earlier illegal interrogation has been overcome... Clearly the two statements
are closely related in time, and the only reason that the appellant was
interrogated by the CID was because of the matter he divulged in his first
statement." There was no evidence that the suspect ever acknowledged that his
first statement had not influenced his decision to again incriminate himself
with a second statement. On the contrary, the questioner had reminded him of
the earlier statement, "immediately prior to" the taking of the first
"The agent's comment to the appellant that he did not want to use
this earlier admission during the on-going interrogation falls far
short of properly informing the appellant that his first admission
could not be used against him, and that he should not feel compelled
to speak as a result of having already 'let the cat out of the bag
The conclusion is inescapable that these two
statements were so interrelated that exclusion of the first compels
exclusion of the second."
f. The presumptive taint may be overcome by showing that the second
confession was not induced by the first. In one case, the government showed
that the second questioner did not know of the first statement, and did not
refer to it, or rely upon it in taking the later statement. Also, the suspect
stated that he made the second statement because he wanted to "get the matter
off his chest" and "tell the police what had occurred."
This was enough to
show a break between the two statements. U.S. v. Ricks, 2 MJ 99 (CMA, 1977).
The mere passage of time was not enough to do so in U.S. v. Terrell, 5 MJ 726
This is, of course, a relevant factor as is whether the same

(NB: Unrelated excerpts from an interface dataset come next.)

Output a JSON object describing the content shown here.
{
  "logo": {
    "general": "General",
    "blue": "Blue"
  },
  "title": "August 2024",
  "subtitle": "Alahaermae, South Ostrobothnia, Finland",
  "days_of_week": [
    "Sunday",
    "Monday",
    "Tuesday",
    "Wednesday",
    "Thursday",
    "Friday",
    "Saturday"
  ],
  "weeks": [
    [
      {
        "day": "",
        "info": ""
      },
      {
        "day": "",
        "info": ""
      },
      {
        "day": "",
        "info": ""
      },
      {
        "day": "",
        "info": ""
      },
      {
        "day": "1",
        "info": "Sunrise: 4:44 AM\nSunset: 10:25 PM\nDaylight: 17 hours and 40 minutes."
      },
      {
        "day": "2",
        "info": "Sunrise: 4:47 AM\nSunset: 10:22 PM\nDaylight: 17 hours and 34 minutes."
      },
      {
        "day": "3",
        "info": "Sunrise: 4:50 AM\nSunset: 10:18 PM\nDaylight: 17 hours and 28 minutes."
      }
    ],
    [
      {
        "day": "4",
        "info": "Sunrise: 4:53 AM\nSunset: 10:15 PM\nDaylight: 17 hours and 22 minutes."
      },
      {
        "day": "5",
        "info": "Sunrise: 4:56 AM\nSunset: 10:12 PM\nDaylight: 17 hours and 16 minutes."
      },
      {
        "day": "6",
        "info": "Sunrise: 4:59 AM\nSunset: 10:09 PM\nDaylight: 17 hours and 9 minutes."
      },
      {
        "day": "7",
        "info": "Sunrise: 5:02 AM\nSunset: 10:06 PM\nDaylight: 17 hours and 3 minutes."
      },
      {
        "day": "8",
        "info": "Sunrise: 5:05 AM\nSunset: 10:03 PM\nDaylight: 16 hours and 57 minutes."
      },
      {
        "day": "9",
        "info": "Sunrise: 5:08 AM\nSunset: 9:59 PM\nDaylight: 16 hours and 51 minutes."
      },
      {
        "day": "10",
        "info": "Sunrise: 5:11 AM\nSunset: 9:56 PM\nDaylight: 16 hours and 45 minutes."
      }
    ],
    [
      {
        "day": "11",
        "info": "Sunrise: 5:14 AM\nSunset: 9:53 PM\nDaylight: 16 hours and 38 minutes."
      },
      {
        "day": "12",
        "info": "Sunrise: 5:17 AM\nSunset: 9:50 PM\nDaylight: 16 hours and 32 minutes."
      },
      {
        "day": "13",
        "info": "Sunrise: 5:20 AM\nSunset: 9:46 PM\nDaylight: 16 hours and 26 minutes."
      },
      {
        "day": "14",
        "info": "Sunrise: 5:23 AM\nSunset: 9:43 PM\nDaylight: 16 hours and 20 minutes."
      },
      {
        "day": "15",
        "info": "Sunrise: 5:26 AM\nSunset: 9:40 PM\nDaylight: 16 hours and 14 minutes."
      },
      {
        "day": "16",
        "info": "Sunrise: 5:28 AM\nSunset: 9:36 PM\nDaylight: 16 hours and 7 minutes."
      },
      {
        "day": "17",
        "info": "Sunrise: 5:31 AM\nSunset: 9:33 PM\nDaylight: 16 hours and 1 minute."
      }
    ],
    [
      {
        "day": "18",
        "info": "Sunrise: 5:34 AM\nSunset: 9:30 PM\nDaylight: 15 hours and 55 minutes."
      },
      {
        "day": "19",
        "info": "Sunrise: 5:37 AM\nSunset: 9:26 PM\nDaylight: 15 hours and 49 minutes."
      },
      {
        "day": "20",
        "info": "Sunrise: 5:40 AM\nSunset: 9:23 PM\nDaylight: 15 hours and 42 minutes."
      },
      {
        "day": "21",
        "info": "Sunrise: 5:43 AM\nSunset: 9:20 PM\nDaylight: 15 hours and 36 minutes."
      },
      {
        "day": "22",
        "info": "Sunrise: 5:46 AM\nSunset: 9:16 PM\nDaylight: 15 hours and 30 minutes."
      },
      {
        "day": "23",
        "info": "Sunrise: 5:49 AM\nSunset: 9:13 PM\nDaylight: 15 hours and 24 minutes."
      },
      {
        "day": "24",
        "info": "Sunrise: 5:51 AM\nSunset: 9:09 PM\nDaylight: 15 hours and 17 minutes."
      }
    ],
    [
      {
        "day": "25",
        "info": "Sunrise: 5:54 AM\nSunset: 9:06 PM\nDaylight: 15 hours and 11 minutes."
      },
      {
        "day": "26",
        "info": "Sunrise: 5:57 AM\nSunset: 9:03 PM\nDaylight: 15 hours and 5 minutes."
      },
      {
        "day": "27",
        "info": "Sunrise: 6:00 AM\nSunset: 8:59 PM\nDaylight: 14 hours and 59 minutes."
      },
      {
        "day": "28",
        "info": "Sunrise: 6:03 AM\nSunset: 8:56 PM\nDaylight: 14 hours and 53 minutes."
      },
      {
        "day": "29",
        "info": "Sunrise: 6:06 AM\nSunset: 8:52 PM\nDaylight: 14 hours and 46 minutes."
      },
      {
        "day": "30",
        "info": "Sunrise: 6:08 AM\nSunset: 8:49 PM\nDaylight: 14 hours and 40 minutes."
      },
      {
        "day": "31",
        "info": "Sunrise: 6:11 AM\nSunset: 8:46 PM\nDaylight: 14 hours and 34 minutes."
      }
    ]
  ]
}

interrogator is taking both statements. A lapse of nine days was insufficient,
however, where the suspect's "awareness of the criticality of his earlier
confession had not been dissipated," Here, prior to the second questioning, the
second questioner had spoken to the agent who took the first statement. Not
only that, but the suspect knew this.
He, therefore, knew that the second
questioner was aware of his earlier confession. The court found this to be of
"startling impact" and held that the second questioner was not insulated from
the first one.
The second questioner knew of the earlier confession, and
relied upon it in taking the second confession.
Based on these facts, the
"The objective evidence of appellant's subjective thoughts on the
occasion of his second confession leads us to conclude that the fact
and influence of his earlier confession had not been expunged... The
taint of the illegal confession had not been attenuated at the time
of the taking of the (second) confession."
g. In another case, the investigator who took the first statement was
present when the second statement was taken. The accused explained why he made
the second statement: "Well, I figured, you know, I had already told him what
had happened, so if they wanted a statement, they could get it from him... they
had everything they needed."
Under these facts, the court ruled that "the
conclusion is inescapable that the (first) inadmissible statement... led
directly to the second statement, thereby tainting it and